  1. I agree. If you say it’s 90% the same, I doubt people would notice it when they try it out, unless they’ve had Pizza Hut as their staple diet. Anyways, great post! It’s quite detailed and easy to follow. Gonna try this on our next pizza night. Cheers!

    ReplyDelete
  2. I worked at PH long ago as the dough maker in the morning. The one thing I remember as the difference between the pan pizza dough and the thin 'n crispy dough was that there was significantly more oil in the thin dough. Also, the thin dough went into a bag as a somewhat dry, non-cohesive mass. It was actually useable within a very short time whereas the pan dough had to be proofed for an hour or so in a warmer. I'm not criticizing your effort at all...just wanted to point out the oil.

    ReplyDelete
    Replies
    1. Although I think my latest formula/recipe update may not list oil, I've felt for a long time that I may be wrong about that. Honestly, I haven't put much effort into cloning PH thin, and this may be the least helpful post on the blog. When I worked at PH (in the early 90s), all dough was made with a dough mix and water (different dough mix for each pizza style). The dough mix probably had oil in it, but there was no way for someone like me (a driver) to know for sure (although the packaging probably listed all ingredients).

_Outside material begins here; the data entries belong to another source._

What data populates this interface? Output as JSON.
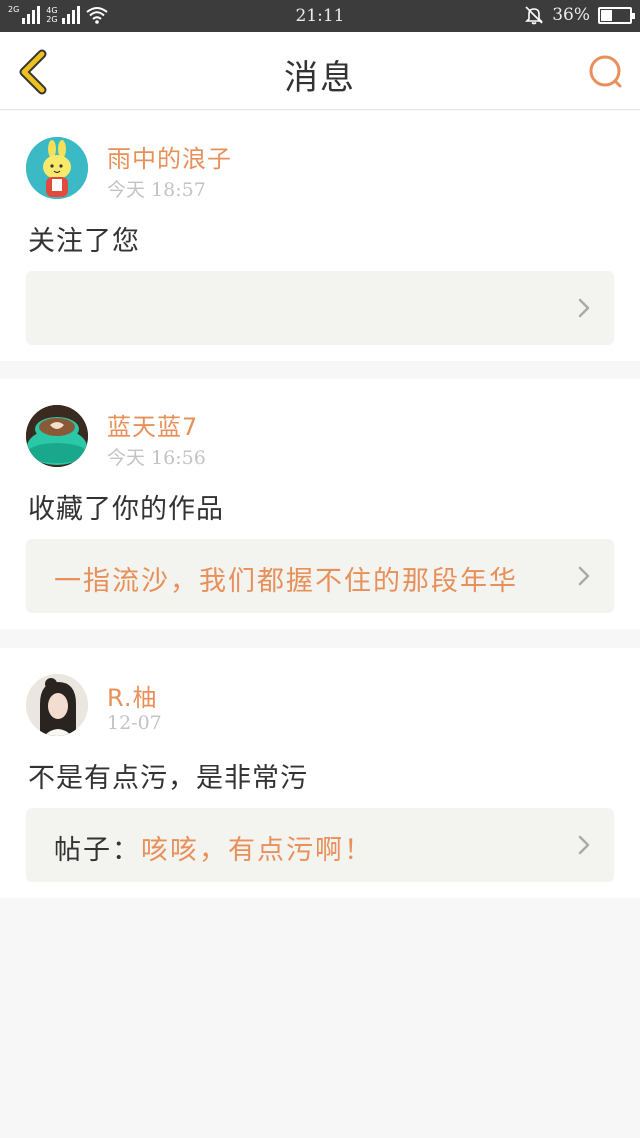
{
  "status_bar": {
    "network_1": "2G",
    "network_2a": "4G",
    "network_2b": "2G",
    "time": "21:11",
    "battery_pct": "36%",
    "battery_level": 0.36
  },
  "header": {
    "title": "消息",
    "back_icon": "chevron-left-icon",
    "search_icon": "search-icon"
  },
  "colors": {
    "accent": "#e8905a",
    "back_arrow": "#f0c020",
    "text": "#333333",
    "muted": "#c3c3c3",
    "card_ref_bg": "#f3f3ef"
  },
  "messages": [
    {
      "user": "雨中的浪子",
      "time": "今天 18:57",
      "action": "关注了您",
      "ref_prefix": "",
      "ref_text": ""
    },
    {
      "user": "蓝天蓝7",
      "time": "今天 16:56",
      "action": "收藏了你的作品",
      "ref_prefix": "",
      "ref_text": "一指流沙，我们都握不住的那段年华"
    },
    {
      "user": "R.柚",
      "time": "12-07",
      "action": "不是有点污，是非常污",
      "ref_prefix": "帖子：",
      "ref_text": "咳咳，有点污啊！"
    }
  ]
}
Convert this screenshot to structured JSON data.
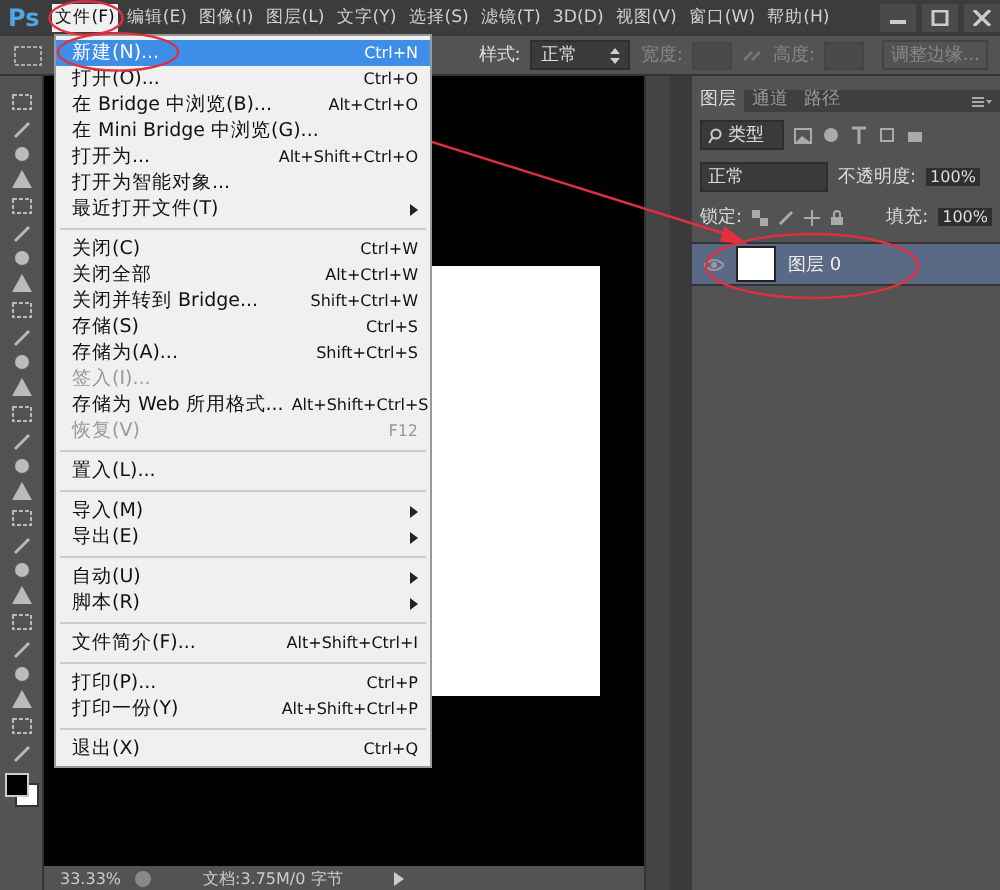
{
  "app": {
    "logo": "Ps"
  },
  "menubar": [
    {
      "label": "文件(F)",
      "selected": true
    },
    {
      "label": "编辑(E)",
      "selected": false
    },
    {
      "label": "图像(I)",
      "selected": false
    },
    {
      "label": "图层(L)",
      "selected": false
    },
    {
      "label": "文字(Y)",
      "selected": false
    },
    {
      "label": "选择(S)",
      "selected": false
    },
    {
      "label": "滤镜(T)",
      "selected": false
    },
    {
      "label": "3D(D)",
      "selected": false
    },
    {
      "label": "视图(V)",
      "selected": false
    },
    {
      "label": "窗口(W)",
      "selected": false
    },
    {
      "label": "帮助(H)",
      "selected": false
    }
  ],
  "options_bar": {
    "style_label": "样式:",
    "style_value": "正常",
    "width_label": "宽度:",
    "height_label": "高度:",
    "refine_button": "调整边缘..."
  },
  "file_menu": [
    {
      "kind": "item",
      "label": "新建(N)...",
      "shortcut": "Ctrl+N",
      "selected": true,
      "disabled": false
    },
    {
      "kind": "item",
      "label": "打开(O)...",
      "shortcut": "Ctrl+O",
      "selected": false,
      "disabled": false
    },
    {
      "kind": "item",
      "label": "在 Bridge 中浏览(B)...",
      "shortcut": "Alt+Ctrl+O",
      "selected": false,
      "disabled": false
    },
    {
      "kind": "item",
      "label": "在 Mini Bridge 中浏览(G)...",
      "selected": false,
      "disabled": false
    },
    {
      "kind": "item",
      "label": "打开为...",
      "shortcut": "Alt+Shift+Ctrl+O",
      "selected": false,
      "disabled": false
    },
    {
      "kind": "item",
      "label": "打开为智能对象...",
      "selected": false,
      "disabled": false
    },
    {
      "kind": "submenu",
      "label": "最近打开文件(T)",
      "selected": false,
      "disabled": false
    },
    {
      "kind": "separator"
    },
    {
      "kind": "item",
      "label": "关闭(C)",
      "shortcut": "Ctrl+W",
      "selected": false,
      "disabled": false
    },
    {
      "kind": "item",
      "label": "关闭全部",
      "shortcut": "Alt+Ctrl+W",
      "selected": false,
      "disabled": false
    },
    {
      "kind": "item",
      "label": "关闭并转到 Bridge...",
      "shortcut": "Shift+Ctrl+W",
      "selected": false,
      "disabled": false
    },
    {
      "kind": "item",
      "label": "存储(S)",
      "shortcut": "Ctrl+S",
      "selected": false,
      "disabled": false
    },
    {
      "kind": "item",
      "label": "存储为(A)...",
      "shortcut": "Shift+Ctrl+S",
      "selected": false,
      "disabled": false
    },
    {
      "kind": "item",
      "label": "签入(I)...",
      "selected": false,
      "disabled": true
    },
    {
      "kind": "item",
      "label": "存储为 Web 所用格式...",
      "shortcut": "Alt+Shift+Ctrl+S",
      "selected": false,
      "disabled": false
    },
    {
      "kind": "item",
      "label": "恢复(V)",
      "shortcut": "F12",
      "selected": false,
      "disabled": true
    },
    {
      "kind": "separator"
    },
    {
      "kind": "item",
      "label": "置入(L)...",
      "selected": false,
      "disabled": false
    },
    {
      "kind": "separator"
    },
    {
      "kind": "submenu",
      "label": "导入(M)",
      "selected": false,
      "disabled": false
    },
    {
      "kind": "submenu",
      "label": "导出(E)",
      "selected": false,
      "disabled": false
    },
    {
      "kind": "separator"
    },
    {
      "kind": "submenu",
      "label": "自动(U)",
      "selected": false,
      "disabled": false
    },
    {
      "kind": "submenu",
      "label": "脚本(R)",
      "selected": false,
      "disabled": false
    },
    {
      "kind": "separator"
    },
    {
      "kind": "item",
      "label": "文件简介(F)...",
      "shortcut": "Alt+Shift+Ctrl+I",
      "selected": false,
      "disabled": false
    },
    {
      "kind": "separator"
    },
    {
      "kind": "item",
      "label": "打印(P)...",
      "shortcut": "Ctrl+P",
      "selected": false,
      "disabled": false
    },
    {
      "kind": "item",
      "label": "打印一份(Y)",
      "shortcut": "Alt+Shift+Ctrl+P",
      "selected": false,
      "disabled": false
    },
    {
      "kind": "separator"
    },
    {
      "kind": "item",
      "label": "退出(X)",
      "shortcut": "Ctrl+Q",
      "selected": false,
      "disabled": false
    }
  ],
  "layers_panel": {
    "tabs": [
      {
        "label": "图层",
        "selected": true
      },
      {
        "label": "通道",
        "selected": false
      },
      {
        "label": "路径",
        "selected": false
      }
    ],
    "filter_label": "类型",
    "blend_mode": "正常",
    "opacity_label": "不透明度:",
    "opacity_value": "100%",
    "lock_label": "锁定:",
    "fill_label": "填充:",
    "fill_value": "100%",
    "layers": [
      {
        "name": "图层 0",
        "selected": true
      }
    ]
  },
  "status_bar": {
    "zoom": "33.33%",
    "doc_info": "文档:3.75M/0 字节"
  }
}
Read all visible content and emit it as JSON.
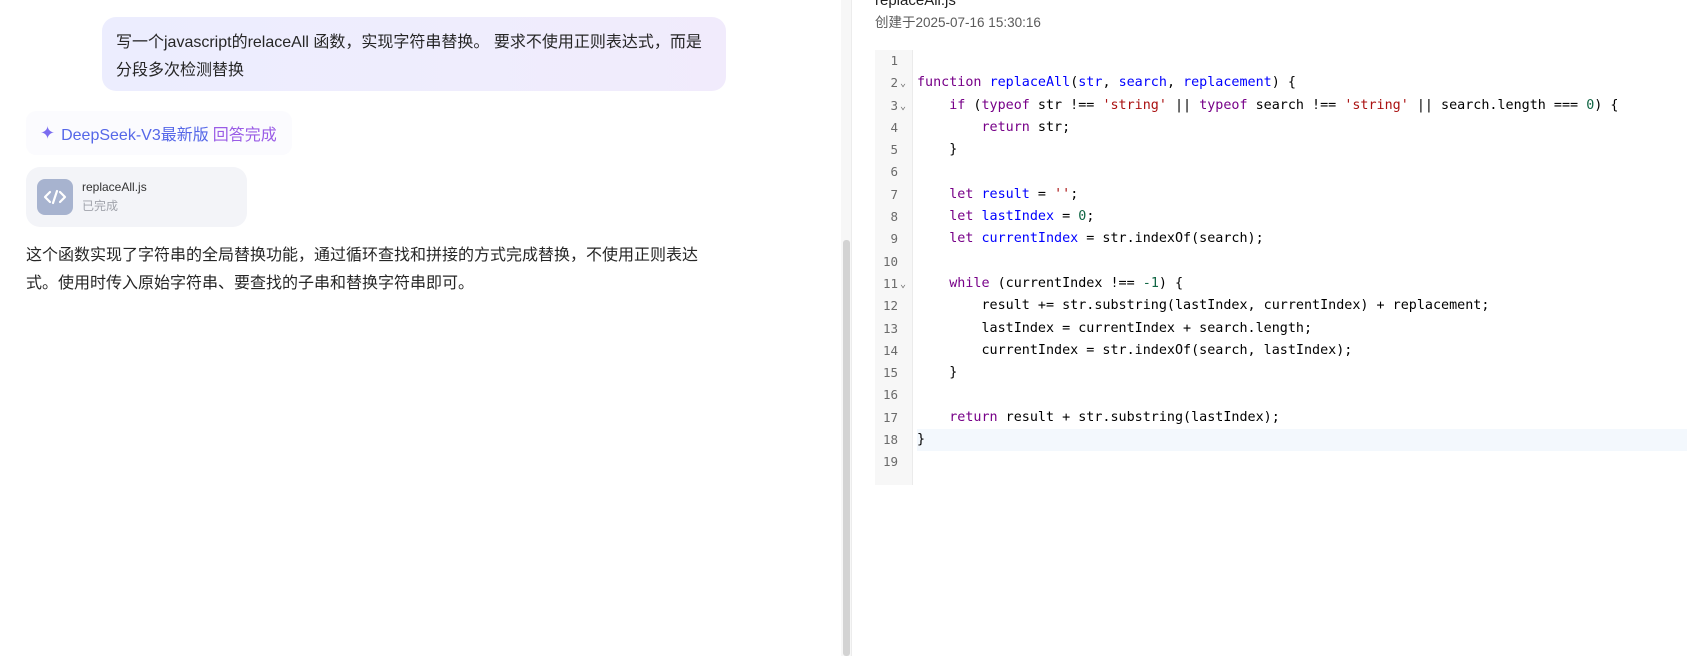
{
  "chat": {
    "user_message": "写一个javascript的relaceAll 函数，实现字符串替换。 要求不使用正则表达式，而是分段多次检测替换",
    "model_name": "DeepSeek-V3最新版",
    "model_status": "回答完成",
    "file_card": {
      "name": "replaceAll.js",
      "status": "已完成",
      "icon": "code-icon"
    },
    "answer": "这个函数实现了字符串的全局替换功能，通过循环查找和拼接的方式完成替换，不使用正则表达式。使用时传入原始字符串、要查找的子串和替换字符串即可。"
  },
  "code_panel": {
    "title": "replaceAll.js",
    "created": "创建于2025-07-16 15:30:16",
    "active_line": 18,
    "folded_markers": [
      2,
      3,
      11
    ],
    "lines": [
      "",
      "function replaceAll(str, search, replacement) {",
      "    if (typeof str !== 'string' || typeof search !== 'string' || search.length === 0) {",
      "        return str;",
      "    }",
      "",
      "    let result = '';",
      "    let lastIndex = 0;",
      "    let currentIndex = str.indexOf(search);",
      "",
      "    while (currentIndex !== -1) {",
      "        result += str.substring(lastIndex, currentIndex) + replacement;",
      "        lastIndex = currentIndex + search.length;",
      "        currentIndex = str.indexOf(search, lastIndex);",
      "    }",
      "",
      "    return result + str.substring(lastIndex);",
      "}",
      ""
    ]
  },
  "colors": {
    "accent": "#5567e8",
    "status": "#9a5ce6",
    "bubble": "#ecedfe"
  }
}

      Thanks for your input.

      Delete
  3. Hello, could you please translate the below into the actual measurements that need to be used in the recipe (tsp, oz, etc...)? I would love to give it a try but I wasn't sure how to go about it when listed as is. Thank you in advance!
    100% KAAP flour
    41% Water
    3% ADY
    2% Salt
    1.5% Sugar

    ReplyDelete